The answer should match the entries below word for word, minus their pictures.

Interface dataset entries
┄┄┄┄┄┄┄┄┄┄
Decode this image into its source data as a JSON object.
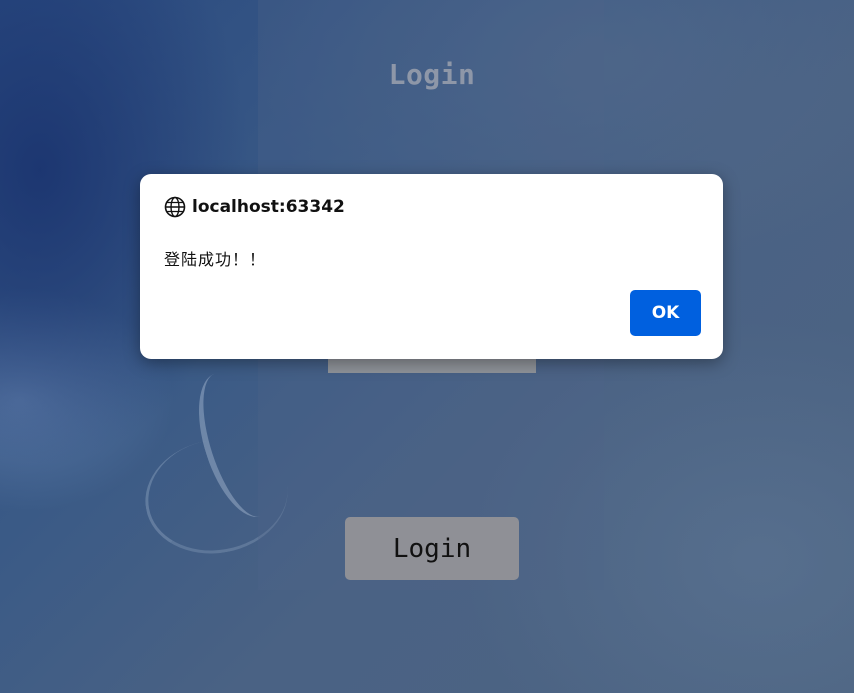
{
  "page": {
    "title": "Login",
    "login_button_label": "Login"
  },
  "dialog": {
    "origin": "localhost:63342",
    "message": "登陆成功！！",
    "ok_label": "OK",
    "icon": "globe-icon"
  },
  "colors": {
    "ok_button": "#0060df",
    "login_button": "#8f9096",
    "page_title": "#8e97a8"
  }
}
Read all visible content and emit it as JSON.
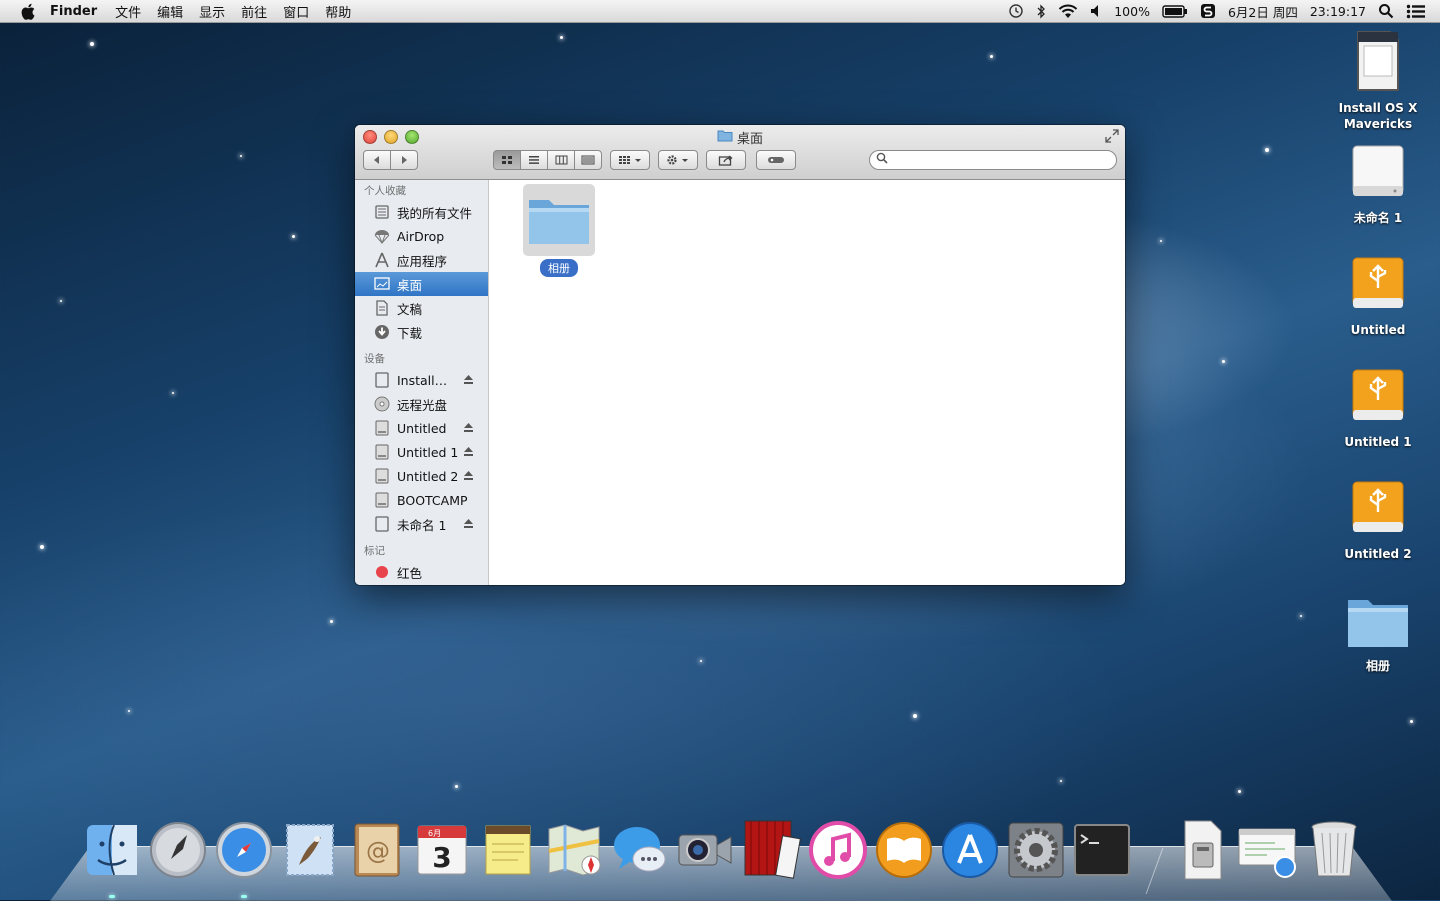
{
  "menubar": {
    "app_name": "Finder",
    "menus": [
      "文件",
      "编辑",
      "显示",
      "前往",
      "窗口",
      "帮助"
    ],
    "battery": "100%",
    "date": "6月2日 周四",
    "time": "23:19:17"
  },
  "window": {
    "title": "桌面",
    "search_placeholder": "",
    "sidebar": {
      "favorites_header": "个人收藏",
      "favorites": [
        {
          "label": "我的所有文件",
          "icon": "all-files-icon"
        },
        {
          "label": "AirDrop",
          "icon": "airdrop-icon"
        },
        {
          "label": "应用程序",
          "icon": "applications-icon"
        },
        {
          "label": "桌面",
          "icon": "desktop-icon",
          "selected": true
        },
        {
          "label": "文稿",
          "icon": "documents-icon"
        },
        {
          "label": "下载",
          "icon": "downloads-icon"
        }
      ],
      "devices_header": "设备",
      "devices": [
        {
          "label": "Install…",
          "icon": "disk-icon",
          "eject": true
        },
        {
          "label": "远程光盘",
          "icon": "optical-disc-icon",
          "eject": false
        },
        {
          "label": "Untitled",
          "icon": "disk-icon",
          "eject": true
        },
        {
          "label": "Untitled 1",
          "icon": "disk-icon",
          "eject": true
        },
        {
          "label": "Untitled 2",
          "icon": "disk-icon",
          "eject": true
        },
        {
          "label": "BOOTCAMP",
          "icon": "disk-icon",
          "eject": false
        },
        {
          "label": "未命名 1",
          "icon": "disk-icon",
          "eject": true
        }
      ],
      "tags_header": "标记",
      "tags": [
        {
          "label": "红色",
          "color": "#e8424a"
        }
      ]
    },
    "items": [
      {
        "label": "相册",
        "icon": "folder-icon"
      }
    ]
  },
  "desktop_icons": [
    {
      "label": "Install OS X\nMavericks",
      "icon": "sd-card-icon"
    },
    {
      "label": "未命名 1",
      "icon": "external-drive-icon"
    },
    {
      "label": "Untitled",
      "icon": "usb-drive-icon"
    },
    {
      "label": "Untitled 1",
      "icon": "usb-drive-icon"
    },
    {
      "label": "Untitled 2",
      "icon": "usb-drive-icon"
    },
    {
      "label": "相册",
      "icon": "folder-icon"
    }
  ],
  "dock": [
    "finder-icon",
    "launchpad-icon",
    "safari-icon",
    "mail-icon",
    "contacts-icon",
    "calendar-icon",
    "notes-icon",
    "maps-icon",
    "messages-icon",
    "facetime-icon",
    "photo-booth-icon",
    "itunes-icon",
    "ibooks-icon",
    "app-store-icon",
    "system-preferences-icon",
    "terminal-icon",
    "disk-utility-icon",
    "network-icon",
    "trash-icon"
  ],
  "calendar_badge": {
    "month": "6月",
    "day": "3"
  },
  "colors": {
    "selection": "#3a78c8",
    "usb_drive": "#f2a21c",
    "folder": "#8cc0e8"
  }
}
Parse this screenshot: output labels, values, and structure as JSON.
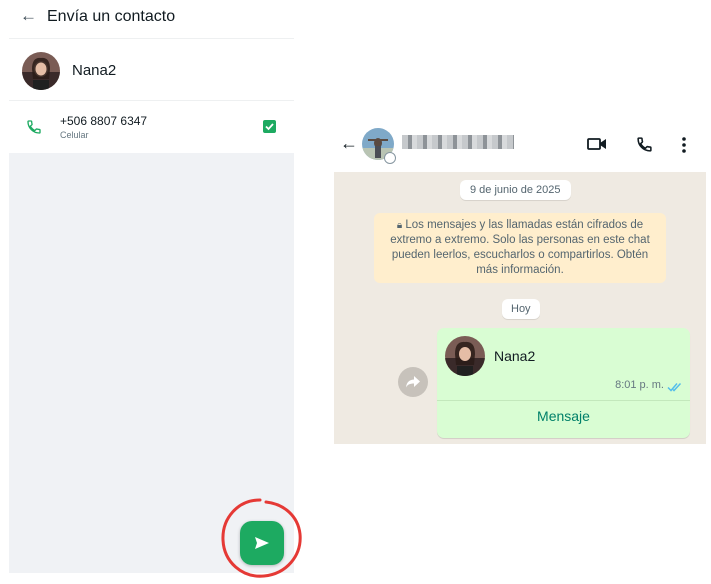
{
  "send_contact": {
    "title": "Envía un contacto",
    "contact_name": "Nana2",
    "phone": "+506 8807 6347",
    "phone_type": "Celular",
    "selected": true
  },
  "chat": {
    "date": "9 de junio de 2025",
    "encryption_notice": "Los mensajes y las llamadas están cifrados de extremo a extremo. Solo las personas en este chat pueden leerlos, escucharlos o compartirlos. Obtén más información.",
    "today": "Hoy",
    "contact_card": {
      "name": "Nana2",
      "time": "8:01 p. m.",
      "action": "Mensaje"
    }
  },
  "colors": {
    "whatsapp_green": "#1daa61",
    "bubble_green": "#d9fdd3",
    "link_green": "#008069",
    "annotation_red": "#e53935"
  },
  "icons": [
    "back-arrow-icon",
    "phone-icon",
    "checkbox-checked-icon",
    "send-icon",
    "video-call-icon",
    "voice-call-icon",
    "more-vert-icon",
    "lock-icon",
    "forward-icon",
    "double-check-icon"
  ]
}
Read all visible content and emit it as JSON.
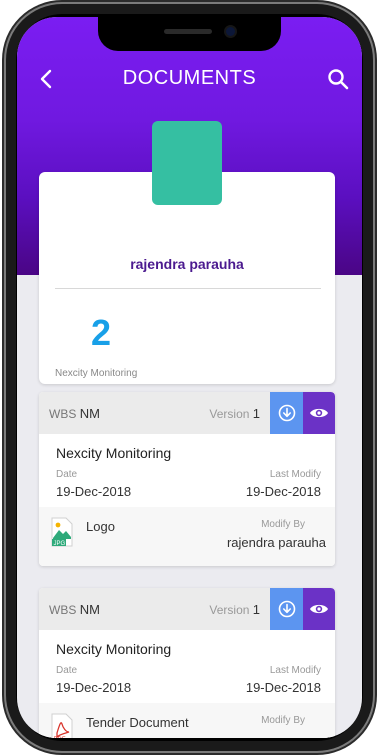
{
  "header": {
    "title": "DOCUMENTS"
  },
  "profile": {
    "name": "rajendra parauha",
    "count": "2",
    "count_label": "Nexcity Monitoring"
  },
  "documents": [
    {
      "wbs_label": "WBS",
      "wbs_value": "NM",
      "version_label": "Version",
      "version_value": "1",
      "title": "Nexcity Monitoring",
      "date_label": "Date",
      "date_value": "19-Dec-2018",
      "modify_label": "Last Modify",
      "modify_value": "19-Dec-2018",
      "file_name": "Logo",
      "file_type": "JPG",
      "modified_by_label": "Modify By",
      "modified_by_value": "rajendra parauha"
    },
    {
      "wbs_label": "WBS",
      "wbs_value": "NM",
      "version_label": "Version",
      "version_value": "1",
      "title": "Nexcity Monitoring",
      "date_label": "Date",
      "date_value": "19-Dec-2018",
      "modify_label": "Last Modify",
      "modify_value": "19-Dec-2018",
      "file_name": "Tender Document",
      "file_type": "PDF",
      "modified_by_label": "Modify By",
      "modified_by_value": ""
    }
  ],
  "colors": {
    "header_top": "#7b1df2",
    "header_bottom": "#4a0585",
    "count": "#18a0e8",
    "download_btn": "#5c95f0",
    "view_btn": "#6b32c6",
    "avatar": "#35bfa2"
  },
  "icons": {
    "back": "chevron-left-icon",
    "search": "search-icon",
    "download": "download-icon",
    "view": "eye-icon",
    "jpg_file": "image-file-icon",
    "pdf_file": "pdf-file-icon"
  }
}
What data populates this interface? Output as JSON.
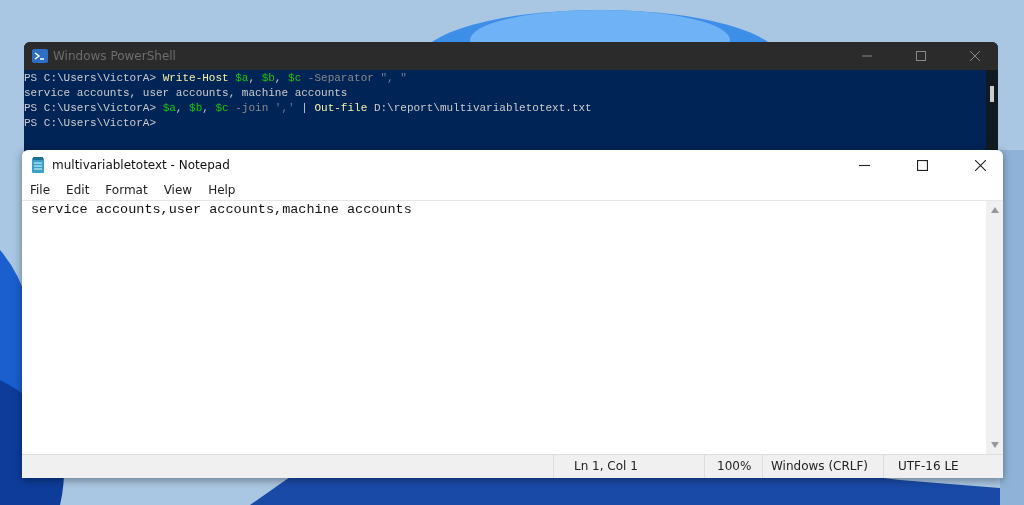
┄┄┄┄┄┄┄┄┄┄
- _Result_
Decode this image into its source data as a JSON object.
{
  "page": {
    "title": "Login",
    "login_button_label": "Login"
  },
  "dialog": {
    "origin": "localhost:63342",
    "message": "登陆成功！！",
    "ok_label": "OK",
    "icon": "globe-icon"
  },
  "colors": {
    "ok_button": "#0060df",
    "login_button": "#8f9096",
    "page_title": "#8e97a8"
  }
}
Read all visible content and emit it as JSON.
{
  "menubar": {
    "app_name": "Finder",
    "menus": [
      "文件",
      "编辑",
      "显示",
      "前往",
      "窗口",
      "帮助"
    ],
    "battery": "100%",
    "date": "6月2日 周四",
    "time": "23:19:17"
  },
  "window": {
    "title": "桌面",
    "search_placeholder": "",
    "sidebar": {
      "favorites_header": "个人收藏",
      "favorites": [
        {
          "label": "我的所有文件",
          "icon": "all-files-icon"
        },
        {
          "label": "AirDrop",
          "icon": "airdrop-icon"
        },
        {
          "label": "应用程序",
          "icon": "applications-icon"
        },
        {
          "label": "桌面",
          "icon": "desktop-icon",
          "selected": true
        },
        {
          "label": "文稿",
          "icon": "documents-icon"
        },
        {
          "label": "下载",
          "icon": "downloads-icon"
        }
      ],
      "devices_header": "设备",
      "devices": [
        {
          "label": "Install…",
          "icon": "disk-icon",
          "eject": true
        },
        {
          "label": "远程光盘",
          "icon": "optical-disc-icon",
          "eject": false
        },
        {
          "label": "Untitled",
          "icon": "disk-icon",
          "eject": true
        },
        {
          "label": "Untitled 1",
          "icon": "disk-icon",
          "eject": true
        },
        {
          "label": "Untitled 2",
          "icon": "disk-icon",
          "eject": true
        },
        {
          "label": "BOOTCAMP",
          "icon": "disk-icon",
          "eject": false
        },
        {
          "label": "未命名 1",
          "icon": "disk-icon",
          "eject": true
        }
      ],
      "tags_header": "标记",
      "tags": [
        {
          "label": "红色",
          "color": "#e8424a"
        }
      ]
    },
    "items": [
      {
        "label": "相册",
        "icon": "folder-icon"
      }
    ]
  },
  "desktop_icons": [
    {
      "label": "Install OS X\nMavericks",
      "icon": "sd-card-icon"
    },
    {
      "label": "未命名 1",
      "icon": "external-drive-icon"
    },
    {
      "label": "Untitled",
      "icon": "usb-drive-icon"
    },
    {
      "label": "Untitled 1",
      "icon": "usb-drive-icon"
    },
    {
      "label": "Untitled 2",
      "icon": "usb-drive-icon"
    },
    {
      "label": "相册",
      "icon": "folder-icon"
    }
  ],
  "dock": [
    "finder-icon",
    "launchpad-icon",
    "safari-icon",
    "mail-icon",
    "contacts-icon",
    "calendar-icon",
    "notes-icon",
    "maps-icon",
    "messages-icon",
    "facetime-icon",
    "photo-booth-icon",
    "itunes-icon",
    "ibooks-icon",
    "app-store-icon",
    "system-preferences-icon",
    "terminal-icon",
    "disk-utility-icon",
    "network-icon",
    "trash-icon"
  ],
  "calendar_badge": {
    "month": "6月",
    "day": "3"
  },
  "colors": {
    "selection": "#3a78c8",
    "usb_drive": "#f2a21c",
    "folder": "#8cc0e8"
  }
}
Parse this screenshot: output labels, values, and structure as JSON.
{
  "send_contact": {
    "title": "Envía un contacto",
    "contact_name": "Nana2",
    "phone": "+506 8807 6347",
    "phone_type": "Celular",
    "selected": true
  },
  "chat": {
    "date": "9 de junio de 2025",
    "encryption_notice": "Los mensajes y las llamadas están cifrados de extremo a extremo. Solo las personas en este chat pueden leerlos, escucharlos o compartirlos. Obtén más información.",
    "today": "Hoy",
    "contact_card": {
      "name": "Nana2",
      "time": "8:01 p. m.",
      "action": "Mensaje"
    }
  },
  "colors": {
    "whatsapp_green": "#1daa61",
    "bubble_green": "#d9fdd3",
    "link_green": "#008069",
    "annotation_red": "#e53935"
  },
  "icons": [
    "back-arrow-icon",
    "phone-icon",
    "checkbox-checked-icon",
    "send-icon",
    "video-call-icon",
    "voice-call-icon",
    "more-vert-icon",
    "lock-icon",
    "forward-icon",
    "double-check-icon"
  ]
}
Read all visible content and emit it as JSON.
{
  "header": {
    "title": "DOCUMENTS"
  },
  "profile": {
    "name": "rajendra parauha",
    "count": "2",
    "count_label": "Nexcity Monitoring"
  },
  "documents": [
    {
      "wbs_label": "WBS",
      "wbs_value": "NM",
      "version_label": "Version",
      "version_value": "1",
      "title": "Nexcity Monitoring",
      "date_label": "Date",
      "date_value": "19-Dec-2018",
      "modify_label": "Last Modify",
      "modify_value": "19-Dec-2018",
      "file_name": "Logo",
      "file_type": "JPG",
      "modified_by_label": "Modify By",
      "modified_by_value": "rajendra parauha"
    },
    {
      "wbs_label": "WBS",
      "wbs_value": "NM",
      "version_label": "Version",
      "version_value": "1",
      "title": "Nexcity Monitoring",
      "date_label": "Date",
      "date_value": "19-Dec-2018",
      "modify_label": "Last Modify",
      "modify_value": "19-Dec-2018",
      "file_name": "Tender Document",
      "file_type": "PDF",
      "modified_by_label": "Modify By",
      "modified_by_value": ""
    }
  ],
  "colors": {
    "header_top": "#7b1df2",
    "header_bottom": "#4a0585",
    "count": "#18a0e8",
    "download_btn": "#5c95f0",
    "view_btn": "#6b32c6",
    "avatar": "#35bfa2"
  },
  "icons": {
    "back": "chevron-left-icon",
    "search": "search-icon",
    "download": "download-icon",
    "view": "eye-icon",
    "jpg_file": "image-file-icon",
    "pdf_file": "pdf-file-icon"
  }
}
What data populates this interface? Output as JSON.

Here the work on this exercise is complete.